Before you decide on the plants you are going to buy, you should plan the accommodations they are to receive once you get them home. If you live in a house or an apartment with exposures on all sides, it’s best to try to plan your arrangement around a south-facing window. A southern exposure gets the most sun, an eastern one next most, then west, with the north-facing windows getting the least. As we have said, not all plants need direct sunlight; some actually are bothered by it, but whereas you can always provide shade in a sunny window, it is harder to try to induce the sun to shine into your north windows in the dead of winter. Therefore as a starter use a southern exposure. Of course, a bay window on the south side of the house is the perfect answer to an indoor gardener’s dream. Here you get the sun almost all day long.

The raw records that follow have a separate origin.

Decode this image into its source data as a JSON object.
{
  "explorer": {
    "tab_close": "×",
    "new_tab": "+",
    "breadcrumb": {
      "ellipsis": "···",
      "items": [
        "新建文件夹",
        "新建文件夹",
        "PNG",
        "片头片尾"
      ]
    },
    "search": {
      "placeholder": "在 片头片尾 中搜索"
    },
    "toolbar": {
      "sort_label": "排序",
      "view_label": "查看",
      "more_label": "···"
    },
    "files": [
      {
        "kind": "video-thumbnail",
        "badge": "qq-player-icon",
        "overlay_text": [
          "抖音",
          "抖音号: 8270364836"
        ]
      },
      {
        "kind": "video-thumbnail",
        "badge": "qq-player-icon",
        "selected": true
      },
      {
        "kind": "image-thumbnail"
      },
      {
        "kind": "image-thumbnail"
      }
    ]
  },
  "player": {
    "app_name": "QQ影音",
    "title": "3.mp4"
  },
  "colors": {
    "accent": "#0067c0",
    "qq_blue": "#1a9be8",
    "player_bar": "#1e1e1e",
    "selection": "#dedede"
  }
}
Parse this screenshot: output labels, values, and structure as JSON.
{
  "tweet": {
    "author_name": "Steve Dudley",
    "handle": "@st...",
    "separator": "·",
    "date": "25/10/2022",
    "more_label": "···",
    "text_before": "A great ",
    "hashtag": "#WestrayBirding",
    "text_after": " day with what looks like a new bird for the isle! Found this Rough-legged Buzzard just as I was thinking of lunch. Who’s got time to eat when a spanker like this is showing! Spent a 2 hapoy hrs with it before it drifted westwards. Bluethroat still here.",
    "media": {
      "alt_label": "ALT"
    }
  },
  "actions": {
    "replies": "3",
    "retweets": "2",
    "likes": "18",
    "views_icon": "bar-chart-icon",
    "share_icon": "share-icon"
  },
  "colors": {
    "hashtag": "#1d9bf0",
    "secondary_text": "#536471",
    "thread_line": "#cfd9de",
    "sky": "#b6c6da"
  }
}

Plants grown in sunny windows, and that includes almost all of the flowering varieties, will tend to turn their blossoms and foliage toward the sun. Since you are growing plants at home for the enjoyment of those in the house rather than passers-by who might look in the window, it is wise to turn the pots every day or two so that the flowers won’t grow in a completely lopsided manner.
We said earlier that many plants will grow without direct sun. That is true, but no plant will grow without light. Light is one of the essentials to the synthesis or process of plant growth. If you want, you can keep a Snake Plant or a pot of English Ivy in the dim recesses of a back hall for a short time, but even these hardy specimens won’t last too long under these conditions. You will note that first their leaves will lose their luster, then the plants themselves will begin to droop and the leaves to drop off, and eventually, no matter how you feed and water them, they will die.